  • Are you proficient in filing copyrights and trademarks? These are specialties, especially in the trademark area.
  • Have you ever successfully defended copyrights and/or trademarks? It’s good to know what you can confidently call on your attorney to do.
  • How up-to-date are you on the current copyright wars, and what is your position? After all, you want someone who keeps current and who will defend your rights as a copyright holder.
  • Have you negotiated sponsorship deals? Do you have sponsorship contacts? Having an attorney who is familiar with this and who has contacts for you is a definite plus!
  • Do you have high-level industry contacts that you can introduce me to? Some entertainment attorneys will present you to record labels they’ve worked with.
  • What do you charge and how do you bill? 6-minute increments? Monthly stipend? By the contract? Be sure they are within your budget.

Obviously, some of these questions will not apply based on your particular needs and situation. In addition, there are probably other vital questions you will need to ask for the same reasons. The bottom line is that you need to make sure that the people you bring onto your team are honest, reputable, capable and affordable!

About The Author

Vinny Ribas
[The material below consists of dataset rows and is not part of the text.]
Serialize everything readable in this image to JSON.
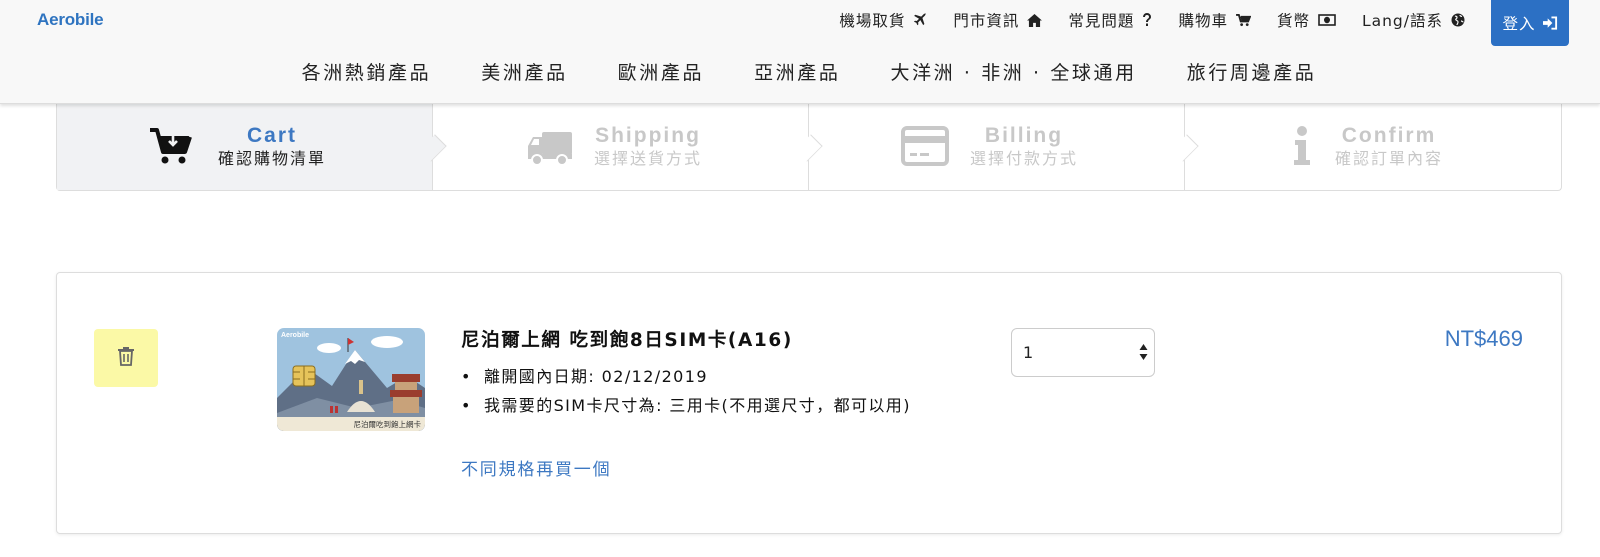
{
  "brand": {
    "logo_text": "Aerobile",
    "accent_color": "#2c70c4",
    "link_color": "#3d78c2"
  },
  "topnav": {
    "items": [
      {
        "label": "機場取貨",
        "icon": "plane-icon"
      },
      {
        "label": "門市資訊",
        "icon": "home-icon"
      },
      {
        "label": "常見問題",
        "icon": "question-icon"
      },
      {
        "label": "購物車",
        "icon": "cart-icon"
      },
      {
        "label": "貨幣",
        "icon": "money-icon"
      },
      {
        "label": "Lang/語系",
        "icon": "globe-icon"
      }
    ],
    "login_label": "登入",
    "login_icon": "sign-in-icon"
  },
  "mainnav": {
    "items": [
      "各洲熱銷產品",
      "美洲產品",
      "歐洲產品",
      "亞洲產品",
      "大洋洲 · 非洲 · 全球通用",
      "旅行周邊產品"
    ]
  },
  "steps": [
    {
      "en": "Cart",
      "zh": "確認購物清單",
      "icon": "cart-download-icon",
      "active": true
    },
    {
      "en": "Shipping",
      "zh": "選擇送貨方式",
      "icon": "truck-icon",
      "active": false
    },
    {
      "en": "Billing",
      "zh": "選擇付款方式",
      "icon": "credit-card-icon",
      "active": false
    },
    {
      "en": "Confirm",
      "zh": "確認訂單內容",
      "icon": "info-icon",
      "active": false
    }
  ],
  "cart": {
    "item": {
      "name": "尼泊爾上網 吃到飽8日SIM卡(A16)",
      "options": [
        "離開國內日期: 02/12/2019",
        "我需要的SIM卡尺寸為: 三用卡(不用選尺寸，都可以用)"
      ],
      "buy_again_label": "不同規格再買一個",
      "quantity": "1",
      "price": "NT$469",
      "thumbnail": {
        "brand": "Aerobile",
        "caption": "尼泊爾吃到飽上網卡"
      },
      "delete_icon": "trash-icon"
    }
  }
}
Vinny Ribas is the founder and CEO of Indie Connect, an artist management, consulting and training company. The company also hosts networking and educational events and has published an app that connects people to the Nashville Music Industry. During his 40+ year career, Vinny has been a full time musician, artist manager, booking agent, songwriter, studio owner, producer and the Entertainment Director for the NV State Fair. He has also coached over 1000 artists and songwriters. He is a sought after speaker and has authored over 400 music industry articles. Vinny is also the CEO of Top 4M Entertainment, an independent film and television production company.